Napoleon’s military successes had established the ‘Illyrian Provinces’ in Dalmatia.
In Ivo Andrić’s Bosnian Chronicle we follow French consul Jean Daville from his arrival in Travnik in 1807 to his departure seven years later. Though he carries out his diplomatic obligations with good grace, he is ill-suited to the role, continually tortured by the fear of having made the wrong move or misread someone else’s. He, the Ottoman Vizier and the Austrian consul Josef von Mitterer are engaged in a never-ending game of saying one thing – through interpreters – while meaning another, each trying desperately to decipher the truth behind obfuscations and to further his own Empire’s interests.
‘Andrić’s style is discursive.

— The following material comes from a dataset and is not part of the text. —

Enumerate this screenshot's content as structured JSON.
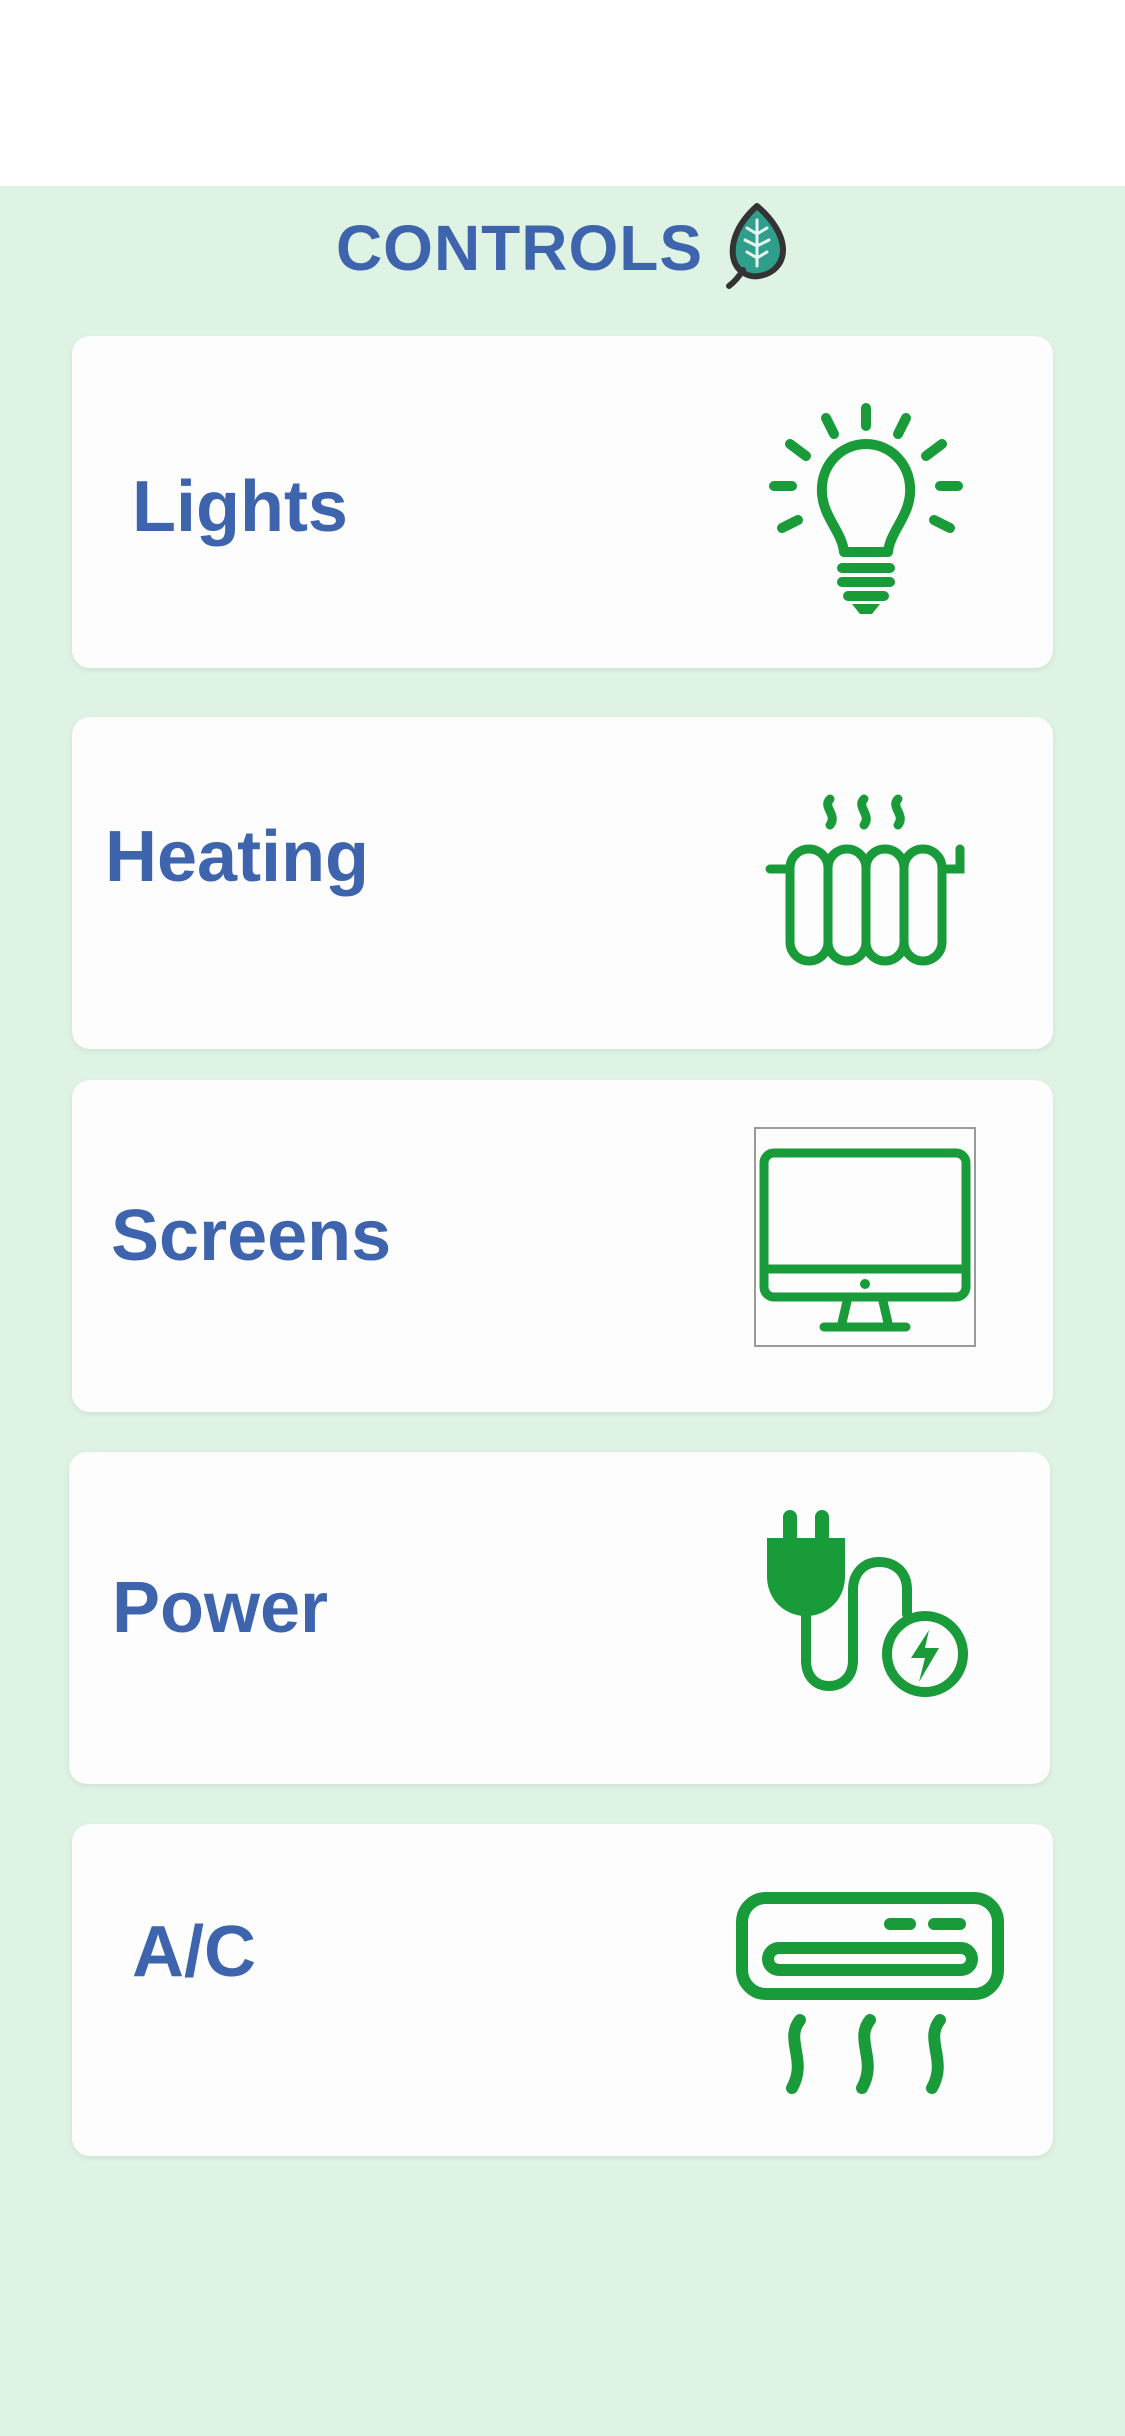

He builds a galaxy of characters, the stars and their satellites spinning around each other, their stories told in anecdotal chapters’ Tim Pears
Writing under Occupation
Many writers reported finding it hard to focus during the Covid lockdowns, beset as they were by anxiety and feelings of futility. Eighty years ago, a writer produced remarkable novels under a far...Read more